Problem statement - Every line in the data below that holds "subtitle" should be found and copied.

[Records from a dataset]

==*==

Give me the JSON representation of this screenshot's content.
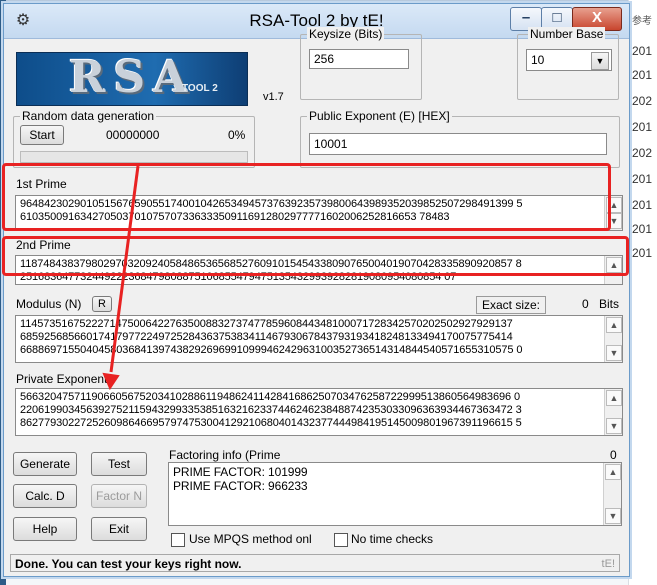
{
  "background": {
    "right_title": "参考",
    "years": [
      "201",
      "201",
      "202",
      "201",
      "202",
      "201",
      "201",
      "201",
      "201"
    ]
  },
  "window": {
    "title": "RSA-Tool 2 by tE!",
    "controls": {
      "minimize": "–",
      "maximize": "□",
      "close": "X"
    }
  },
  "logo": {
    "text": "RSA",
    "subtitle": "TOOL 2",
    "version": "v1.7"
  },
  "keysize": {
    "label": "Keysize (Bits)",
    "value": "256"
  },
  "number_base": {
    "label": "Number Base",
    "value": "10"
  },
  "random": {
    "label": "Random data generation",
    "start_label": "Start",
    "counter": "00000000",
    "percent": "0%"
  },
  "public_exponent": {
    "label": "Public Exponent (E) [HEX]",
    "value": "10001"
  },
  "first_prime": {
    "label": "1st Prime",
    "lines": [
      "9648423029010515676590551740010426534945737639235739800643989352039852507298491399 5",
      "610350091634270503701075707336333509116912802977771602006252816653 78483"
    ]
  },
  "second_prime": {
    "label": "2nd Prime",
    "lines": [
      "1187484383798029703209240584865365685276091015454338090765004019070428335890920857 8",
      "2516836477324492223684798088751068554794751354329939282819080954080854 07"
    ]
  },
  "modulus": {
    "label": "Modulus (N)",
    "r_label": "R",
    "exact_size_label": "Exact size:",
    "size_value": "0",
    "bits_label": "Bits",
    "lines": [
      "1145735167522271475006422763500883273747785960844348100071728342570202502927929137",
      "6859256856601741797722497252843637538341146793067843793193418248133494170075775414",
      "6688697155040458036841397438292696991099946242963100352736514314844540571655310575 0"
    ]
  },
  "private_exponent": {
    "label": "Private Exponent",
    "lines": [
      "5663204757119066056752034102886119486241142841686250703476258722999513860564983696 0",
      "2206199034563927521159432993353851632162337446246238488742353033096363934467363472 3",
      "8627793022725260986466957974753004129210680401432377444984195145009801967391196615 5"
    ]
  },
  "buttons": {
    "generate": "Generate",
    "test": "Test",
    "calc_d": "Calc. D",
    "factor_n": "Factor N",
    "help": "Help",
    "exit": "Exit"
  },
  "factoring": {
    "label": "Factoring info (Prime",
    "count": "0",
    "lines": [
      "PRIME FACTOR: 101999",
      "PRIME FACTOR: 966233"
    ]
  },
  "options": {
    "mpqs_label": "Use MPQS method onl",
    "no_time_label": "No time checks"
  },
  "status": {
    "text": "Done. You can test your keys right now.",
    "corner": "tE!"
  },
  "annotation_color": "#e82222"
}
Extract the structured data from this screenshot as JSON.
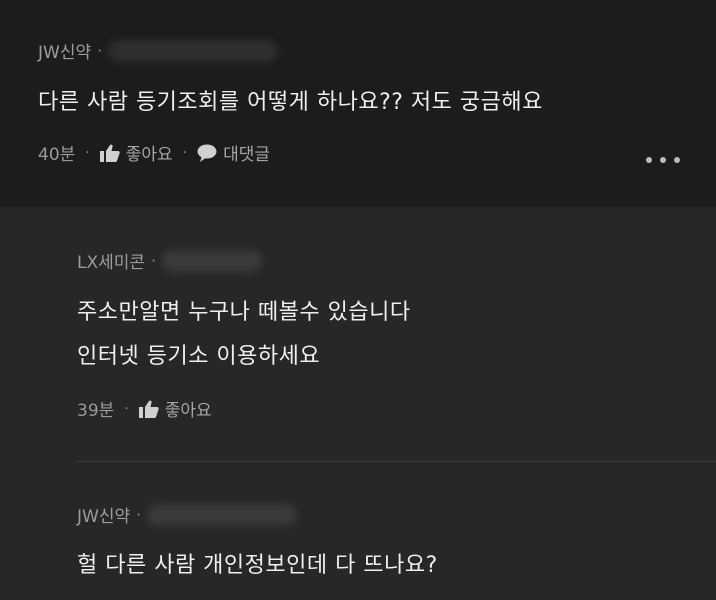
{
  "comments": [
    {
      "author": "JW신약",
      "text": "다른 사람 등기조회를 어떻게 하나요?? 저도 궁금해요",
      "time": "40분",
      "like_label": "좋아요",
      "reply_label": "대댓글"
    }
  ],
  "replies": [
    {
      "author": "LX세미콘",
      "lines": [
        "주소만알면 누구나 떼볼수 있습니다",
        "인터넷 등기소 이용하세요"
      ],
      "time": "39분",
      "like_label": "좋아요"
    },
    {
      "author": "JW신약",
      "lines": [
        "헐 다른 사람 개인정보인데 다 뜨나요?"
      ]
    }
  ],
  "separator": "·",
  "icons": {
    "like": "thumbs-up-icon",
    "reply": "speech-bubble-icon",
    "more": "more-dots-icon"
  },
  "colors": {
    "top_bg": "#1c1c1c",
    "reply_bg": "#272727",
    "text": "#efefef",
    "meta": "#9a9a9a"
  }
}
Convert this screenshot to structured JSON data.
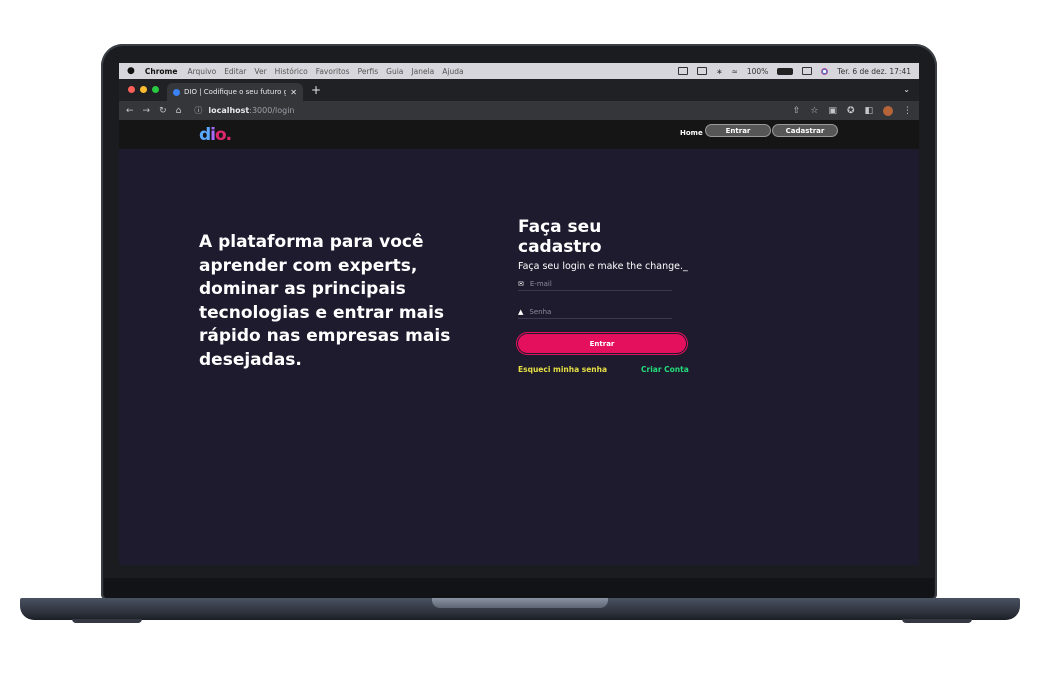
{
  "menubar": {
    "app": "Chrome",
    "menus": [
      "Arquivo",
      "Editar",
      "Ver",
      "Histórico",
      "Favoritos",
      "Perfis",
      "Guia",
      "Janela",
      "Ajuda"
    ],
    "battery": "100%",
    "datetime": "Ter. 6 de dez.  17:41"
  },
  "browser": {
    "tab_title": "DIO | Codifique o seu futuro gl",
    "url_host": "localhost",
    "url_path": ":3000/login",
    "traffic_colors": [
      "#ff5f57",
      "#febc2e",
      "#28c840"
    ]
  },
  "site": {
    "logo": {
      "d": "d",
      "i": "i",
      "o": "o."
    },
    "nav": {
      "home": "Home",
      "entrar": "Entrar",
      "cadastrar": "Cadastrar"
    }
  },
  "main": {
    "headline": "A plataforma para você aprender com experts, dominar as principais tecnologias e entrar mais rápido nas empresas mais desejadas.",
    "form": {
      "title": "Faça seu cadastro",
      "subtitle": "Faça seu login e make the change._",
      "email_placeholder": "E-mail",
      "password_placeholder": "Senha",
      "submit_label": "Entrar",
      "forgot_label": "Esqueci minha senha",
      "create_label": "Criar Conta"
    }
  },
  "colors": {
    "background": "#1f1b2e",
    "accent": "#e4105d",
    "forgot": "#e5e044",
    "create": "#23dd7a"
  }
}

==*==

Reply to the exercise -
    "subtitle": "TOOL 2",
      "subtitle": "Faça seu login e make the change._",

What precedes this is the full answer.